The other key thing was that DNF was not an option because it takes so long to train for 100 miles and that a second chance for this event would be another 12 months off and that was not a time I was happy to wait. So I had to adopt a no excuses mindset, prepare for discomfort and have a strategy that would get me to the finish.

When running 100m over 100kms, pacing is all important. You blow up early in a 100 miler and it’s going to be a long day at the office. This was especially relevant for GNW 100 as it was hot and humid.

My normal ultra strategy is to walk all the hills and run the flats and the downs. The trouble is that on race day you can get dragged along by the crowd and you find yourself running someone else’s strategy, not your own. 

By walking early in a 100 miler instead of running you may delay your arrival at the next checkpoint by a few minutes, but you will increase your chances of crossing the finish line which is always the primary goal. You have to appreciate that walking doesn’t mean your pace drops to zero, you may only be a couple of minutes a km slower than you would be running anyway, so the time lost could be negligible. And what is 15 minutes when you’re out running for 24hours+.

As with all things ultra running related, you need to have a pace strategy, and be prepared to adapt it to suit conditions. And for a 100mile race you are going to have to be patient, it’s just too long to rush things no matter what your ability.

For example, if it is especially hot you may want to take it easy through the heat of the day and focus on keeping hydrated, and then as the heat drops of push the pace a little. It leads us to another “P”, preservation, you simply have to preserve what you have to keep you moving forward, and this takes patience.

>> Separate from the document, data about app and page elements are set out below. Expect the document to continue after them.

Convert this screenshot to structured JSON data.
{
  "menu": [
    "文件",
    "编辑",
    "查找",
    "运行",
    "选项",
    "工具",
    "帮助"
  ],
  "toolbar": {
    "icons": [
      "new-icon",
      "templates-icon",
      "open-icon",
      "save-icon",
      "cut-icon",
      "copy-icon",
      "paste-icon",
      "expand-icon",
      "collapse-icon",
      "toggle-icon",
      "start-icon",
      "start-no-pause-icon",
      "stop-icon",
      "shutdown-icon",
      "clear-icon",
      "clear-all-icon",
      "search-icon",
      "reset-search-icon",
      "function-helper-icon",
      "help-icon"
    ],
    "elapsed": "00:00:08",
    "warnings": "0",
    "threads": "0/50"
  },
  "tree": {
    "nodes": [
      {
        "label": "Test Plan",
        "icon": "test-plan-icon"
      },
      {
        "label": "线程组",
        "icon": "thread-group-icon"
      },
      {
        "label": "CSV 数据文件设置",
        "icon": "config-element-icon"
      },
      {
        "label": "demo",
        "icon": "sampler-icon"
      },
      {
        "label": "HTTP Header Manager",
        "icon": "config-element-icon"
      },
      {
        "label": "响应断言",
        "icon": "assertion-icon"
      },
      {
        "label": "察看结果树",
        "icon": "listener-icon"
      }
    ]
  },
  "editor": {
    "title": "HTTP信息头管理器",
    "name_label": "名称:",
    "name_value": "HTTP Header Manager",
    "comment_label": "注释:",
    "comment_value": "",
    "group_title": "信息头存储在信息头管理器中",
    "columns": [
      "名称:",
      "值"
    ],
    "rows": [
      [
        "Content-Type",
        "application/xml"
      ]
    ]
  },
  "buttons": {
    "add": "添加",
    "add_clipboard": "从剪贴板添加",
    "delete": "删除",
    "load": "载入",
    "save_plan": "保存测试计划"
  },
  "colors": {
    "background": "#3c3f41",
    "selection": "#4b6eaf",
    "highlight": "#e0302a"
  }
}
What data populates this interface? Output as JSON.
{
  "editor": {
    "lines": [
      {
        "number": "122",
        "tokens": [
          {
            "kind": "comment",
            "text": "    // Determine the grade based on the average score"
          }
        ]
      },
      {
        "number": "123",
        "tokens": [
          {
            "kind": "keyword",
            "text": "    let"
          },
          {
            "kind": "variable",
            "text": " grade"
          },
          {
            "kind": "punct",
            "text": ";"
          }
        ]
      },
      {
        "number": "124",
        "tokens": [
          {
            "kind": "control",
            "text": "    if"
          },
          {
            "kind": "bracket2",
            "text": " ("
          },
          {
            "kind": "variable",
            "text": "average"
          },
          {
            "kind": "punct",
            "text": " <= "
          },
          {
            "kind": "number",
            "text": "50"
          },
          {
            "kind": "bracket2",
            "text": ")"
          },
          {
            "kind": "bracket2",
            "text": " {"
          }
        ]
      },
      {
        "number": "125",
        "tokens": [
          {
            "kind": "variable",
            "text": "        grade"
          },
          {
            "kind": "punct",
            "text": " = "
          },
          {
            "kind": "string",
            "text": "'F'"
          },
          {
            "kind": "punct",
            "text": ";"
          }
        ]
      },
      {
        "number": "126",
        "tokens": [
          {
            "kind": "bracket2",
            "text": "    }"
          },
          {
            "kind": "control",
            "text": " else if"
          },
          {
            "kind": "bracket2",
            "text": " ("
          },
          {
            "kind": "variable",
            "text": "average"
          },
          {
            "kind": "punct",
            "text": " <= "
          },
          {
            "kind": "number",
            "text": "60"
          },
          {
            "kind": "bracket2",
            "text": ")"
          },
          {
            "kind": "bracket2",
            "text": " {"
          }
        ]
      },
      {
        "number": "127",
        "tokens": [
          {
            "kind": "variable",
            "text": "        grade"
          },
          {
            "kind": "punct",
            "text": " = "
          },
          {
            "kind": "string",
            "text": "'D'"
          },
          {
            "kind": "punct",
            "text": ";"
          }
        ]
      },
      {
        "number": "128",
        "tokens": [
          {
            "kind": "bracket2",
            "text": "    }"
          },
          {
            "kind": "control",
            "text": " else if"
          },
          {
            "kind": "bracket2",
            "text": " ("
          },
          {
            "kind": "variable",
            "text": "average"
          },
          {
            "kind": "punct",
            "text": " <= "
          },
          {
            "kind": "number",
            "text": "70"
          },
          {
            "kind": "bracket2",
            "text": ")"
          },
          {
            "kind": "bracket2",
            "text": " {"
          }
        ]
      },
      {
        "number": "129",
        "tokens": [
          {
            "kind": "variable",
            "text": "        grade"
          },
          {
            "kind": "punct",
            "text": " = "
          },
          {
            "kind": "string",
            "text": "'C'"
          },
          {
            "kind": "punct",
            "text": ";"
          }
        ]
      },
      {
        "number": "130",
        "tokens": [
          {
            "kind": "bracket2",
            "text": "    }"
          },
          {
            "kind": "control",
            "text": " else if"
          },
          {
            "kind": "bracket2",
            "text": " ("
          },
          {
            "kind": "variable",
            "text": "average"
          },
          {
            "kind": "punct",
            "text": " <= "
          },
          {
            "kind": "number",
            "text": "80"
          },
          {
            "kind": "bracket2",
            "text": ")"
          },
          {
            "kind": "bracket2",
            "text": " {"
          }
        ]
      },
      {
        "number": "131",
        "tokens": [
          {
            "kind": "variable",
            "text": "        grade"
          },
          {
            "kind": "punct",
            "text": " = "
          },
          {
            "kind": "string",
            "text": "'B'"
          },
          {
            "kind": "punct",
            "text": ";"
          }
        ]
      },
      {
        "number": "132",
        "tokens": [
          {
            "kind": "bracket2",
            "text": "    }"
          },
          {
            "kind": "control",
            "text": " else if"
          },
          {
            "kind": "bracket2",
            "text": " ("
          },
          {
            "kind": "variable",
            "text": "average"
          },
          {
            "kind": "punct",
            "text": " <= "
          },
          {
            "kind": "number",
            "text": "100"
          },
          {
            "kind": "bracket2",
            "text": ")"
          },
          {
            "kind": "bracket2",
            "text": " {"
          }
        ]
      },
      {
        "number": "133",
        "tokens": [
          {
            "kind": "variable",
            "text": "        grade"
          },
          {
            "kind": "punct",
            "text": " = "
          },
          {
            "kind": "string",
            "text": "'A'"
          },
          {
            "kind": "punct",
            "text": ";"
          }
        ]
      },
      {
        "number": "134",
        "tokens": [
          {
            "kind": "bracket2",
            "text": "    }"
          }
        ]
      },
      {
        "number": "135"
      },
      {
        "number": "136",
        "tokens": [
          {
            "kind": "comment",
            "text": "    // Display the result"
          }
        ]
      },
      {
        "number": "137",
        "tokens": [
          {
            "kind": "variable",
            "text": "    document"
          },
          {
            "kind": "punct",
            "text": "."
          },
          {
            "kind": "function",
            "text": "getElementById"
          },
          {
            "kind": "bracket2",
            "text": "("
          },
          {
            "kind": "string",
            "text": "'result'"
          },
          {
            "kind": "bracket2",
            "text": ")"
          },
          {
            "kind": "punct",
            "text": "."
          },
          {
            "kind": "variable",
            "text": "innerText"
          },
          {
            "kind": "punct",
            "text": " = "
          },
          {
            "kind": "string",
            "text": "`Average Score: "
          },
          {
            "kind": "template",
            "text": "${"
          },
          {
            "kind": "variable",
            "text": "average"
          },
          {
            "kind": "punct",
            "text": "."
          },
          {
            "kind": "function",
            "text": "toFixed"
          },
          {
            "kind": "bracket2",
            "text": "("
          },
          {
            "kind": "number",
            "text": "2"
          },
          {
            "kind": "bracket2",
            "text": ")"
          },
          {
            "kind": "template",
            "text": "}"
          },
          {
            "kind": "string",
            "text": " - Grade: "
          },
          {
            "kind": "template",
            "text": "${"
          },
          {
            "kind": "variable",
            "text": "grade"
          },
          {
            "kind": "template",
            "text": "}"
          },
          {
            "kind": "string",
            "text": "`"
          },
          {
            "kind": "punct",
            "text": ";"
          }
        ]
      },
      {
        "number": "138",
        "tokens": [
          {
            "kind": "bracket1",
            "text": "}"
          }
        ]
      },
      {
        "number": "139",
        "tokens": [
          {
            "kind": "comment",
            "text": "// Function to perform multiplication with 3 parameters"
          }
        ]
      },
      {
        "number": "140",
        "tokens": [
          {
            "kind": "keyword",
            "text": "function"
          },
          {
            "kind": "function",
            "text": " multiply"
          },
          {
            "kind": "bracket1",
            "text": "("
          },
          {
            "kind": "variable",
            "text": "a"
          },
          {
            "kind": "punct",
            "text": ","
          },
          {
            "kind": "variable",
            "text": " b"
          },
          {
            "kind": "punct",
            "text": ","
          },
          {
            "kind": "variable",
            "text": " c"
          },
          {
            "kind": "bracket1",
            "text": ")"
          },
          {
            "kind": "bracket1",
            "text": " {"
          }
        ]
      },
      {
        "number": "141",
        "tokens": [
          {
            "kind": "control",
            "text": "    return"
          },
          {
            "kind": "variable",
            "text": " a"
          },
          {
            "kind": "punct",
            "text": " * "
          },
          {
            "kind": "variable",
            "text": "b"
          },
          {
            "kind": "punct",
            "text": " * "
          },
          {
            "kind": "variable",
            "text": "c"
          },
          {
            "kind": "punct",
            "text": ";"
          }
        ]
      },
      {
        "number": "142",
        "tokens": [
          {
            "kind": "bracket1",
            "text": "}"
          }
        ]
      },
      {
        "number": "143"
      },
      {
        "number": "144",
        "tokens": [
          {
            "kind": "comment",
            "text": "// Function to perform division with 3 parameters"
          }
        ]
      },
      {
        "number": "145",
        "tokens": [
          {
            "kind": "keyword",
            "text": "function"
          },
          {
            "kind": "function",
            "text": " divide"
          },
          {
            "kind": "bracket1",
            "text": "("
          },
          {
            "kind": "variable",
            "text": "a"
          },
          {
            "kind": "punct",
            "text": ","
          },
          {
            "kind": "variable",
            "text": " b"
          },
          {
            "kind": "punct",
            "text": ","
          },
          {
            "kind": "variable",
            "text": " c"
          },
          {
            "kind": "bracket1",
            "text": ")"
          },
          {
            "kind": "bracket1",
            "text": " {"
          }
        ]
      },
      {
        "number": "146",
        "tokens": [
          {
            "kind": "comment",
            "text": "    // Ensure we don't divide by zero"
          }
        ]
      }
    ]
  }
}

Everyone who has completed a 100mile event has had to go through some tough miles, and I can guarantee you won’t finish without bucket loads of perseverance and persistence. No matter how much you train and how well you prepare you are going to have the urge to slow down and stop, but you must persevere. This for me is the essence of running 100miles.

The difference from running 100km is that the periods that you require perseverance are far longer and far tougher, and that takes immense mental fortitude. Which leads us to...

Without doubt the biggest difference between running 100km and 100 miles is in your mindset. In fact all of the above “P’s” are basically psychologically based.

In a 100km race you will go through many mental ups and downs, and you will find your subconscious throwing up all manner of excuses for you to drop out before the finish line. In a 100mile event these ups and downs are deeper and stronger and tend to last longer. You can find you get absorbed in a mental tug of war with yourself for many hours.  

Being aware of this you could try including it into your training. By this I mean embracing pain, tiredness and negative thoughts, and seeing it as a challenge that you will overcome. As with all things, when you have done it once, it becomes easier next time. This is why the likes of Ann Trason, Pam Reed, Scott Jurek, Marshal Ulrich, Dean Karnazes and countless other ultrarunners seem to be able to run on forever – they have become used to the discomfort which may have stopped them years earlier.

So if I had to define the difference between 100kms and 100miles, I’d probably say that it’s not all that different, just a whole lot harder, far more than twice as hard.  You have to be mentally tougher, more controlled, more disciplined and be prepared to maintain that for twice as long!

Happy Running!

“If you’re going through hell, keep going” - Winston Churchill